Whenever "this" occurs in a line of the material, list that line.

RECORDS SUPPLIED:
****
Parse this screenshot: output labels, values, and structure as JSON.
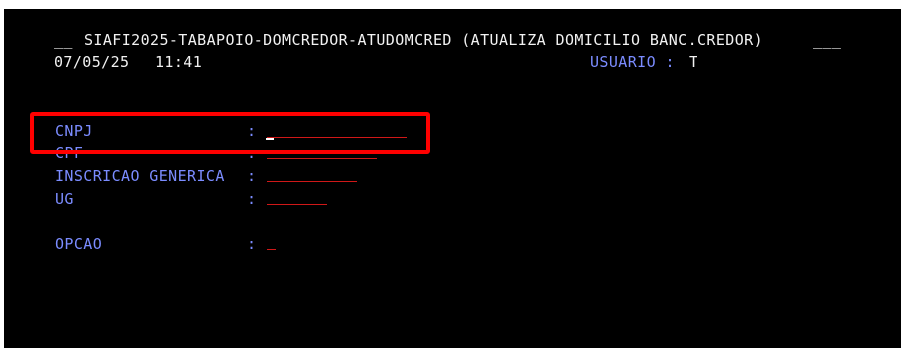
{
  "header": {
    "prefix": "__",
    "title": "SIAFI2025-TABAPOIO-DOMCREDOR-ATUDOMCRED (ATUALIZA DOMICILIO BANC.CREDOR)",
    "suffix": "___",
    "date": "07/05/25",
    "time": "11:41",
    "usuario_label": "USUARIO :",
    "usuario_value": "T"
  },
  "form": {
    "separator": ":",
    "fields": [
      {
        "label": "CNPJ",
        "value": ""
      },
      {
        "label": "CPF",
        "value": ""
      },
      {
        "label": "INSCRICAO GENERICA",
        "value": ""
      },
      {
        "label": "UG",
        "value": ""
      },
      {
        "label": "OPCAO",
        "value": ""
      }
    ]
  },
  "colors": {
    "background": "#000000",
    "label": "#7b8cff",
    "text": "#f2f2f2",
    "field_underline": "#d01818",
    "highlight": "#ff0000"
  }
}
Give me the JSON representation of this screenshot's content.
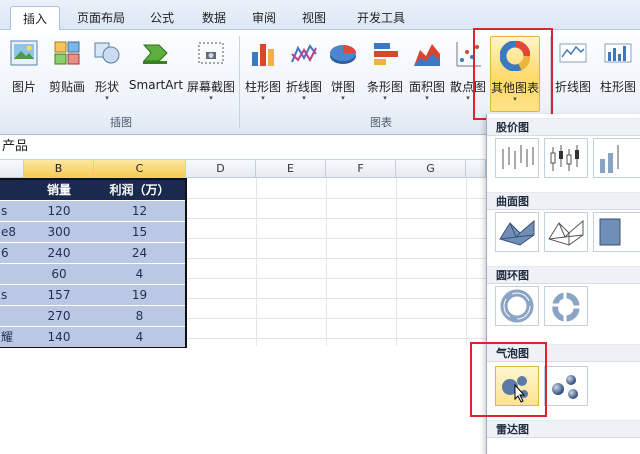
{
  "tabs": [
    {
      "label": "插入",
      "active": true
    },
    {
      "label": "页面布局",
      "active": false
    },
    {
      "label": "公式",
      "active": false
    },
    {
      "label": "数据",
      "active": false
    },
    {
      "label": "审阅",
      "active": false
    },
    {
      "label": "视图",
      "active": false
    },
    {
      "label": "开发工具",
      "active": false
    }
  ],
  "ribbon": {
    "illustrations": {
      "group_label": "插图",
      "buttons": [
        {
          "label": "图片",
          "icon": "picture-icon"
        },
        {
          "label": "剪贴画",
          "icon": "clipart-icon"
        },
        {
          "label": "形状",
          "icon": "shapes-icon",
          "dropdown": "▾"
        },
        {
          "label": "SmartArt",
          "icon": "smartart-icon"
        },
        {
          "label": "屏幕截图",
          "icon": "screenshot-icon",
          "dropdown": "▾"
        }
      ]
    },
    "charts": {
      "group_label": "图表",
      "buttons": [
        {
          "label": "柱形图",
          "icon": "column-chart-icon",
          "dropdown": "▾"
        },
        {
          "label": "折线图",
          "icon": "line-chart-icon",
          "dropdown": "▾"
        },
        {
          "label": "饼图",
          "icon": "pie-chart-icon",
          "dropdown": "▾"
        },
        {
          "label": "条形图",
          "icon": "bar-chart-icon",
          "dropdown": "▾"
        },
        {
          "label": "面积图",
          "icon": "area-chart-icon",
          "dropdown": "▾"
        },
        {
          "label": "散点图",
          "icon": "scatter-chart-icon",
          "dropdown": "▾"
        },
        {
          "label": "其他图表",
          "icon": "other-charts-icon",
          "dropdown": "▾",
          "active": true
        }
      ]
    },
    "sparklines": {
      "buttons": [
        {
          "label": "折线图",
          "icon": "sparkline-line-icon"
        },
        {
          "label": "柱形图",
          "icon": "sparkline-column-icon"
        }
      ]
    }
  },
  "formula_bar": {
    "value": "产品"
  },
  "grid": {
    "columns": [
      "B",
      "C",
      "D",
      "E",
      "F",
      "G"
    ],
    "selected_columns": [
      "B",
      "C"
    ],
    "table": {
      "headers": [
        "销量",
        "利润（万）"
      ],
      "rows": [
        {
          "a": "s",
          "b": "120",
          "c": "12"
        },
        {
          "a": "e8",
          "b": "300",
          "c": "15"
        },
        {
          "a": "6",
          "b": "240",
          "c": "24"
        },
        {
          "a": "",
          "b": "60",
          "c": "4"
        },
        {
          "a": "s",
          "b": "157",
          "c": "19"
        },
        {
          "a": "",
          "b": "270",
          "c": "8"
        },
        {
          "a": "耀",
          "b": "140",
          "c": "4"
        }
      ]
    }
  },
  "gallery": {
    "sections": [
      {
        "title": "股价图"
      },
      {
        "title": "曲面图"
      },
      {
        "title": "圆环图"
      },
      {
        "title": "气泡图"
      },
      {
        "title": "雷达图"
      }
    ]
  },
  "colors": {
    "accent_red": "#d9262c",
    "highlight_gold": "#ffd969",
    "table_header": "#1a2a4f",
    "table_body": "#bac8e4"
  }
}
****
EXERCISE SOLUTION:
Parse this screenshot: output labels, values, and structure as JSON.
Give me the JSON representation of this screenshot's content.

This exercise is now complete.